**Task item**
All of the data should be copied exactly, with the pictures left out.

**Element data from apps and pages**

● ● ● ● ● ● ●

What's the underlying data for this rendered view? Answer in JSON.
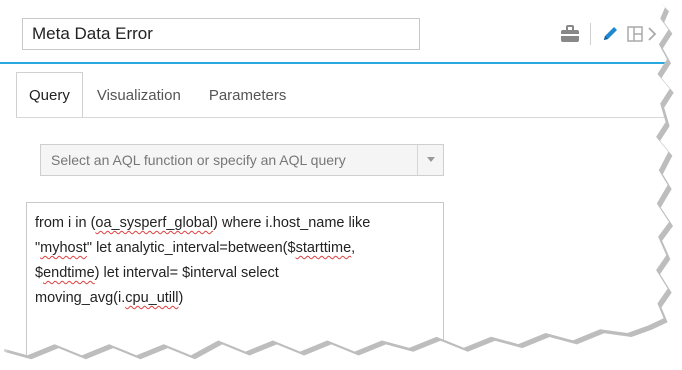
{
  "header": {
    "title_value": "Meta Data Error",
    "icons": [
      "briefcase-icon",
      "pencil-icon",
      "layout-icon",
      "chevron-right-icon"
    ]
  },
  "tabs": [
    {
      "label": "Query",
      "active": true
    },
    {
      "label": "Visualization",
      "active": false
    },
    {
      "label": "Parameters",
      "active": false
    }
  ],
  "aql_select": {
    "placeholder": "Select an AQL function or specify an AQL query"
  },
  "query": {
    "lines": [
      [
        "from i in (",
        "oa_sysperf_global",
        ") where i.host_name like"
      ],
      [
        "\"",
        "myhost",
        "\" let analytic_interval=between($",
        "starttime",
        ","
      ],
      [
        "$",
        "endtime",
        ") let interval= $interval select"
      ],
      [
        "moving_avg(i.",
        "cpu_utill",
        ")"
      ]
    ]
  },
  "colors": {
    "accent": "#29a9e0",
    "pencil": "#1e88d0",
    "misspell": "#e04040"
  }
}
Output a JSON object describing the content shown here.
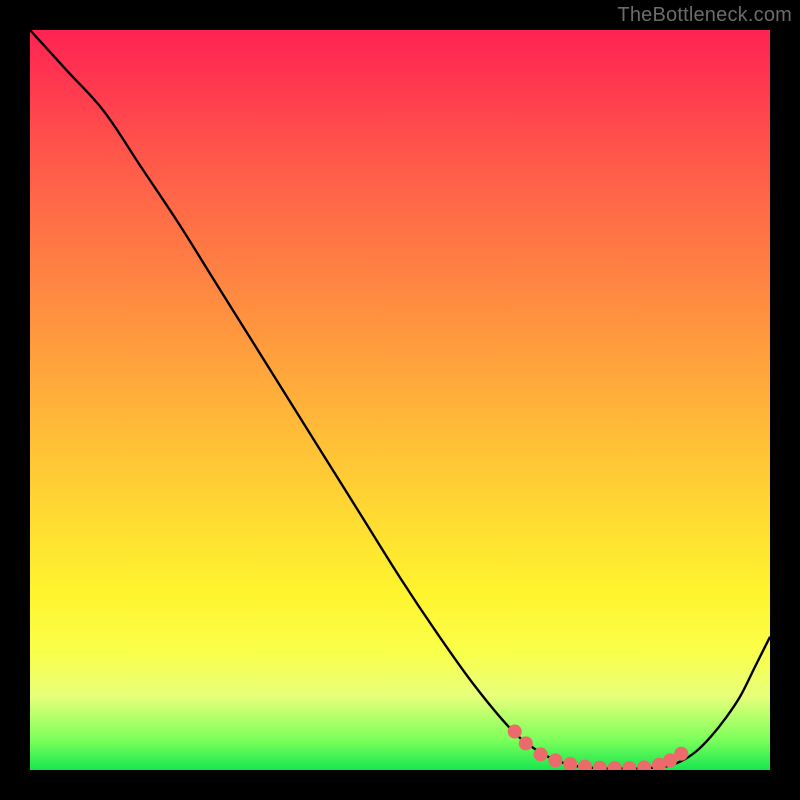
{
  "watermark": "TheBottleneck.com",
  "chart_data": {
    "type": "line",
    "title": "",
    "xlabel": "",
    "ylabel": "",
    "xlim": [
      0,
      100
    ],
    "ylim": [
      0,
      100
    ],
    "series": [
      {
        "name": "curve",
        "x": [
          0,
          5,
          10,
          15,
          20,
          25,
          30,
          35,
          40,
          45,
          50,
          55,
          60,
          65,
          68,
          70,
          72,
          74,
          76,
          78,
          80,
          82,
          84,
          86,
          88,
          90,
          92,
          94,
          96,
          98,
          100
        ],
        "y": [
          100,
          94.5,
          89,
          81.5,
          74,
          66,
          58,
          50,
          42,
          34,
          26,
          18.5,
          11.5,
          5.5,
          3,
          1.8,
          1,
          0.5,
          0.3,
          0.2,
          0.2,
          0.2,
          0.3,
          0.5,
          1.2,
          2.5,
          4.5,
          7,
          10,
          14,
          18
        ]
      }
    ],
    "highlight_dots": {
      "name": "bottom-dots",
      "x": [
        65.5,
        67,
        69,
        71,
        73,
        75,
        77,
        79,
        81,
        83,
        85,
        86.5,
        88
      ],
      "y": [
        5.2,
        3.6,
        2.1,
        1.3,
        0.8,
        0.45,
        0.3,
        0.25,
        0.25,
        0.35,
        0.7,
        1.3,
        2.2
      ]
    },
    "background_gradient": {
      "top": "#ff2352",
      "mid": "#ffdb32",
      "bottom": "#17e64f"
    }
  }
}
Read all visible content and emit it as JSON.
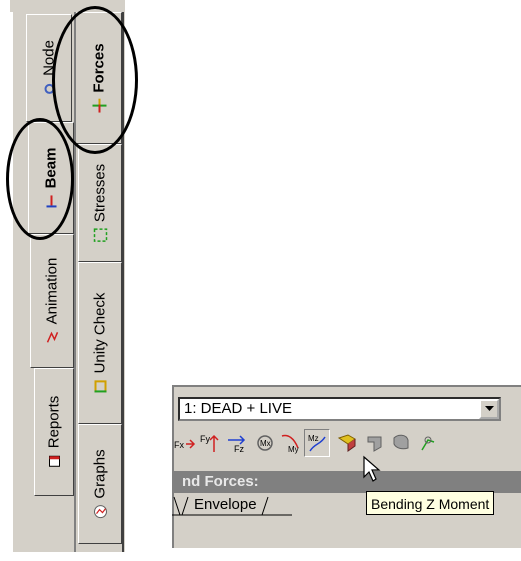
{
  "tabs_outer": [
    {
      "label": "Node",
      "icon": "node-icon"
    },
    {
      "label": "Beam",
      "icon": "beam-icon"
    },
    {
      "label": "Animation",
      "icon": "animation-icon"
    },
    {
      "label": "Reports",
      "icon": "reports-icon"
    }
  ],
  "tabs_inner": [
    {
      "label": "Forces",
      "icon": "forces-icon"
    },
    {
      "label": "Stresses",
      "icon": "stresses-icon"
    },
    {
      "label": "Unity Check",
      "icon": "unity-check-icon"
    },
    {
      "label": "Graphs",
      "icon": "graphs-icon"
    }
  ],
  "toolbar": {
    "combo_value": "1: DEAD + LIVE",
    "icons": [
      "fx-icon",
      "fy-icon",
      "fz-icon",
      "mx-icon",
      "my-icon",
      "mz-icon",
      "shape-icon-1",
      "shape-icon-2",
      "shape-icon-3",
      "shape-icon-4"
    ],
    "section_title": "nd Forces:",
    "tab_label": "Envelope",
    "tooltip": "Bending Z Moment"
  },
  "colors": {
    "face": "#d4d0c8",
    "shadow": "#808080",
    "tooltip_bg": "#ffffe1"
  }
}
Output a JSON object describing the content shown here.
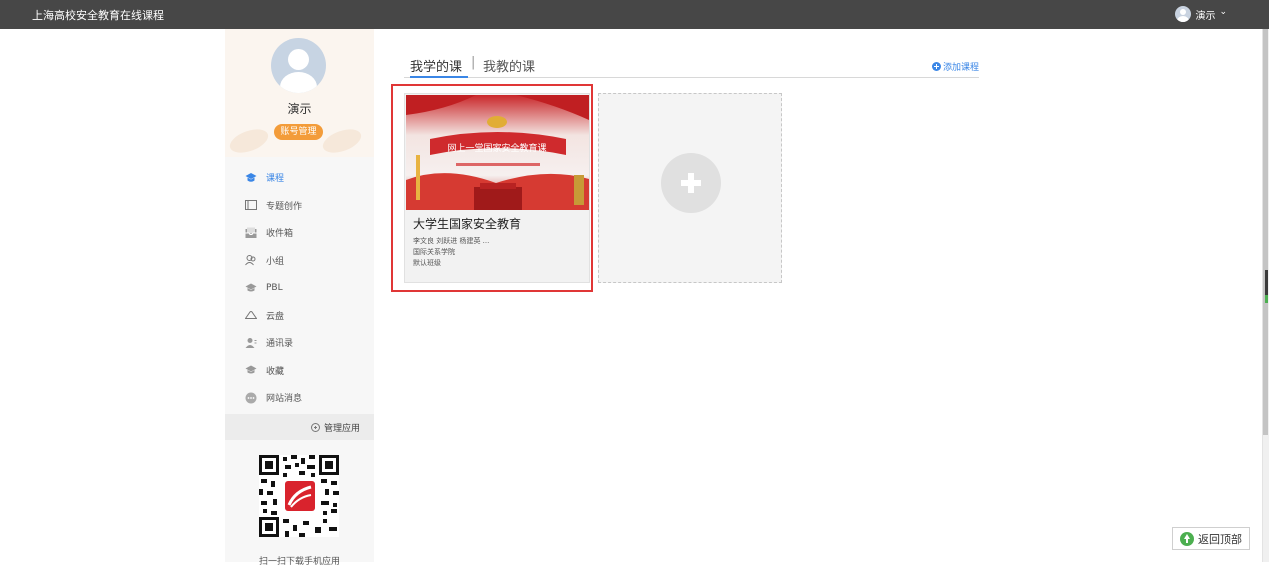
{
  "header": {
    "site_title": "上海高校安全教育在线课程",
    "user_name": "演示",
    "user_menu_caret": "⌄"
  },
  "profile": {
    "name": "演示",
    "account_button": "账号管理"
  },
  "sidebar": {
    "items": [
      {
        "label": "课程",
        "icon": "course-icon",
        "active": true
      },
      {
        "label": "专题创作",
        "icon": "topic-icon",
        "active": false
      },
      {
        "label": "收件箱",
        "icon": "inbox-icon",
        "active": false
      },
      {
        "label": "小组",
        "icon": "group-icon",
        "active": false
      },
      {
        "label": "PBL",
        "icon": "pbl-icon",
        "active": false
      },
      {
        "label": "云盘",
        "icon": "cloud-icon",
        "active": false
      },
      {
        "label": "通讯录",
        "icon": "contacts-icon",
        "active": false
      },
      {
        "label": "收藏",
        "icon": "favorites-icon",
        "active": false
      },
      {
        "label": "网站消息",
        "icon": "message-icon",
        "active": false
      }
    ],
    "manage_apps": "管理应用",
    "qr_caption": "扫一扫下载手机应用"
  },
  "main": {
    "tabs": [
      {
        "label": "我学的课",
        "active": true
      },
      {
        "label": "我教的课",
        "active": false
      }
    ],
    "tab_separator": "|",
    "add_course": "添加课程",
    "course": {
      "title": "大学生国家安全教育",
      "teachers": "李文良 刘跃进 杨建英 ...",
      "department": "国际关系学院",
      "class": "默认班级",
      "cover_banner": "网上一堂国家安全教育课"
    }
  },
  "back_to_top": "返回顶部",
  "colors": {
    "topbar": "#474747",
    "accent": "#3a86e6",
    "account_button": "#f39c3a",
    "highlight_border": "#e03636",
    "back_top_icon": "#4caf50"
  }
}
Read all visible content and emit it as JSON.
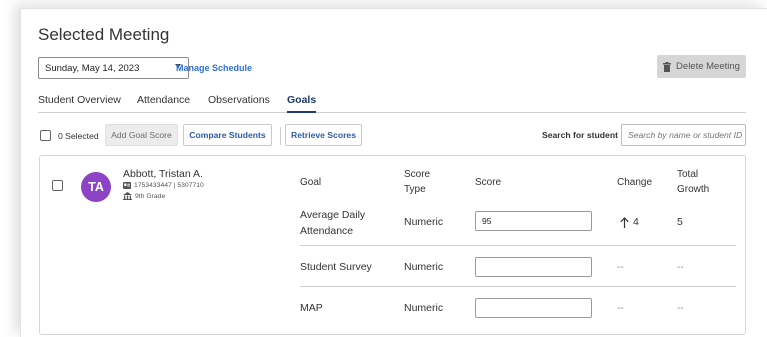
{
  "page": {
    "title": "Selected Meeting"
  },
  "meeting": {
    "date": "Sunday, May 14, 2023",
    "manage_schedule": "Manage Schedule",
    "delete_label": "Delete Meeting"
  },
  "tabs": [
    {
      "label": "Student Overview",
      "active": false
    },
    {
      "label": "Attendance",
      "active": false
    },
    {
      "label": "Observations",
      "active": false
    },
    {
      "label": "Goals",
      "active": true
    }
  ],
  "toolbar": {
    "selected_count": "0 Selected",
    "add_goal_score": "Add Goal Score",
    "compare_students": "Compare Students",
    "retrieve_scores": "Retrieve Scores",
    "search_label": "Search for student",
    "search_placeholder": "Search by name or student ID"
  },
  "student": {
    "initials": "TA",
    "name": "Abbott, Tristan A.",
    "ids": "1753433447 | 5307710",
    "grade": "9th Grade",
    "avatar_color": "#8d44c4"
  },
  "goals_table": {
    "headers": {
      "goal": "Goal",
      "score_type_1": "Score",
      "score_type_2": "Type",
      "score": "Score",
      "change": "Change",
      "growth_1": "Total",
      "growth_2": "Growth"
    },
    "rows": [
      {
        "goal_1": "Average Daily",
        "goal_2": "Attendance",
        "score_type": "Numeric",
        "score": "95",
        "change": "4",
        "change_direction": "up",
        "total_growth": "5"
      },
      {
        "goal_1": "Student Survey",
        "goal_2": "",
        "score_type": "Numeric",
        "score": "",
        "change": "--",
        "total_growth": "--"
      },
      {
        "goal_1": "MAP",
        "goal_2": "",
        "score_type": "Numeric",
        "score": "",
        "change": "--",
        "total_growth": "--"
      }
    ]
  },
  "colors": {
    "accent": "#1f3a6b",
    "link": "#2f6fd6",
    "button_text": "#2f5aa8"
  }
}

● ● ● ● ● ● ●

**Answer below**
What's the underlying data for this rendered view? Answer in JSON.
{
  "header": {
    "title_value": "Meta Data Error",
    "icons": [
      "briefcase-icon",
      "pencil-icon",
      "layout-icon",
      "chevron-right-icon"
    ]
  },
  "tabs": [
    {
      "label": "Query",
      "active": true
    },
    {
      "label": "Visualization",
      "active": false
    },
    {
      "label": "Parameters",
      "active": false
    }
  ],
  "aql_select": {
    "placeholder": "Select an AQL function or specify an AQL query"
  },
  "query": {
    "lines": [
      [
        "from i in (",
        "oa_sysperf_global",
        ") where i.host_name like"
      ],
      [
        "\"",
        "myhost",
        "\" let analytic_interval=between($",
        "starttime",
        ","
      ],
      [
        "$",
        "endtime",
        ") let interval= $interval select"
      ],
      [
        "moving_avg(i.",
        "cpu_utill",
        ")"
      ]
    ]
  },
  "colors": {
    "accent": "#29a9e0",
    "pencil": "#1e88d0",
    "misspell": "#e04040"
  }
}
Output a JSON object describing the content shown here.
{
  "watermark": "TheBottleneck.com",
  "chart_data": {
    "type": "line",
    "title": "",
    "xlabel": "",
    "ylabel": "",
    "xlim": [
      0,
      100
    ],
    "ylim": [
      0,
      100
    ],
    "series": [
      {
        "name": "curve",
        "x": [
          0,
          5,
          10,
          15,
          20,
          25,
          30,
          35,
          40,
          45,
          50,
          55,
          60,
          65,
          68,
          70,
          72,
          74,
          76,
          78,
          80,
          82,
          84,
          86,
          88,
          90,
          92,
          94,
          96,
          98,
          100
        ],
        "y": [
          100,
          94.5,
          89,
          81.5,
          74,
          66,
          58,
          50,
          42,
          34,
          26,
          18.5,
          11.5,
          5.5,
          3,
          1.8,
          1,
          0.5,
          0.3,
          0.2,
          0.2,
          0.2,
          0.3,
          0.5,
          1.2,
          2.5,
          4.5,
          7,
          10,
          14,
          18
        ]
      }
    ],
    "highlight_dots": {
      "name": "bottom-dots",
      "x": [
        65.5,
        67,
        69,
        71,
        73,
        75,
        77,
        79,
        81,
        83,
        85,
        86.5,
        88
      ],
      "y": [
        5.2,
        3.6,
        2.1,
        1.3,
        0.8,
        0.45,
        0.3,
        0.25,
        0.25,
        0.35,
        0.7,
        1.3,
        2.2
      ]
    },
    "background_gradient": {
      "top": "#ff2352",
      "mid": "#ffdb32",
      "bottom": "#17e64f"
    }
  }
}
Read all visible content and emit it as JSON.
{
  "tabs_outer": [
    {
      "label": "Node",
      "icon": "node-icon"
    },
    {
      "label": "Beam",
      "icon": "beam-icon"
    },
    {
      "label": "Animation",
      "icon": "animation-icon"
    },
    {
      "label": "Reports",
      "icon": "reports-icon"
    }
  ],
  "tabs_inner": [
    {
      "label": "Forces",
      "icon": "forces-icon"
    },
    {
      "label": "Stresses",
      "icon": "stresses-icon"
    },
    {
      "label": "Unity Check",
      "icon": "unity-check-icon"
    },
    {
      "label": "Graphs",
      "icon": "graphs-icon"
    }
  ],
  "toolbar": {
    "combo_value": "1: DEAD + LIVE",
    "icons": [
      "fx-icon",
      "fy-icon",
      "fz-icon",
      "mx-icon",
      "my-icon",
      "mz-icon",
      "shape-icon-1",
      "shape-icon-2",
      "shape-icon-3",
      "shape-icon-4"
    ],
    "section_title": "nd Forces:",
    "tab_label": "Envelope",
    "tooltip": "Bending Z Moment"
  },
  "colors": {
    "face": "#d4d0c8",
    "shadow": "#808080",
    "tooltip_bg": "#ffffe1"
  }
}
Output a JSON object describing the content shown here.
{
  "header": {
    "site_title": "上海高校安全教育在线课程",
    "user_name": "演示",
    "user_menu_caret": "⌄"
  },
  "profile": {
    "name": "演示",
    "account_button": "账号管理"
  },
  "sidebar": {
    "items": [
      {
        "label": "课程",
        "icon": "course-icon",
        "active": true
      },
      {
        "label": "专题创作",
        "icon": "topic-icon",
        "active": false
      },
      {
        "label": "收件箱",
        "icon": "inbox-icon",
        "active": false
      },
      {
        "label": "小组",
        "icon": "group-icon",
        "active": false
      },
      {
        "label": "PBL",
        "icon": "pbl-icon",
        "active": false
      },
      {
        "label": "云盘",
        "icon": "cloud-icon",
        "active": false
      },
      {
        "label": "通讯录",
        "icon": "contacts-icon",
        "active": false
      },
      {
        "label": "收藏",
        "icon": "favorites-icon",
        "active": false
      },
      {
        "label": "网站消息",
        "icon": "message-icon",
        "active": false
      }
    ],
    "manage_apps": "管理应用",
    "qr_caption": "扫一扫下载手机应用"
  },
  "main": {
    "tabs": [
      {
        "label": "我学的课",
        "active": true
      },
      {
        "label": "我教的课",
        "active": false
      }
    ],
    "tab_separator": "|",
    "add_course": "添加课程",
    "course": {
      "title": "大学生国家安全教育",
      "teachers": "李文良 刘跃进 杨建英 ...",
      "department": "国际关系学院",
      "class": "默认班级",
      "cover_banner": "网上一堂国家安全教育课"
    }
  },
  "back_to_top": "返回顶部",
  "colors": {
    "topbar": "#474747",
    "accent": "#3a86e6",
    "account_button": "#f39c3a",
    "highlight_border": "#e03636",
    "back_top_icon": "#4caf50"
  }
}
Read all visible content and emit it as JSON.
{
  "page": {
    "title": "Selected Meeting"
  },
  "meeting": {
    "date": "Sunday, May 14, 2023",
    "manage_schedule": "Manage Schedule",
    "delete_label": "Delete Meeting"
  },
  "tabs": [
    {
      "label": "Student Overview",
      "active": false
    },
    {
      "label": "Attendance",
      "active": false
    },
    {
      "label": "Observations",
      "active": false
    },
    {
      "label": "Goals",
      "active": true
    }
  ],
  "toolbar": {
    "selected_count": "0 Selected",
    "add_goal_score": "Add Goal Score",
    "compare_students": "Compare Students",
    "retrieve_scores": "Retrieve Scores",
    "search_label": "Search for student",
    "search_placeholder": "Search by name or student ID"
  },
  "student": {
    "initials": "TA",
    "name": "Abbott, Tristan A.",
    "ids": "1753433447 | 5307710",
    "grade": "9th Grade",
    "avatar_color": "#8d44c4"
  },
  "goals_table": {
    "headers": {
      "goal": "Goal",
      "score_type_1": "Score",
      "score_type_2": "Type",
      "score": "Score",
      "change": "Change",
      "growth_1": "Total",
      "growth_2": "Growth"
    },
    "rows": [
      {
        "goal_1": "Average Daily",
        "goal_2": "Attendance",
        "score_type": "Numeric",
        "score": "95",
        "change": "4",
        "change_direction": "up",
        "total_growth": "5"
      },
      {
        "goal_1": "Student Survey",
        "goal_2": "",
        "score_type": "Numeric",
        "score": "",
        "change": "--",
        "total_growth": "--"
      },
      {
        "goal_1": "MAP",
        "goal_2": "",
        "score_type": "Numeric",
        "score": "",
        "change": "--",
        "total_growth": "--"
      }
    ]
  },
  "colors": {
    "accent": "#1f3a6b",
    "link": "#2f6fd6",
    "button_text": "#2f5aa8"
  }
}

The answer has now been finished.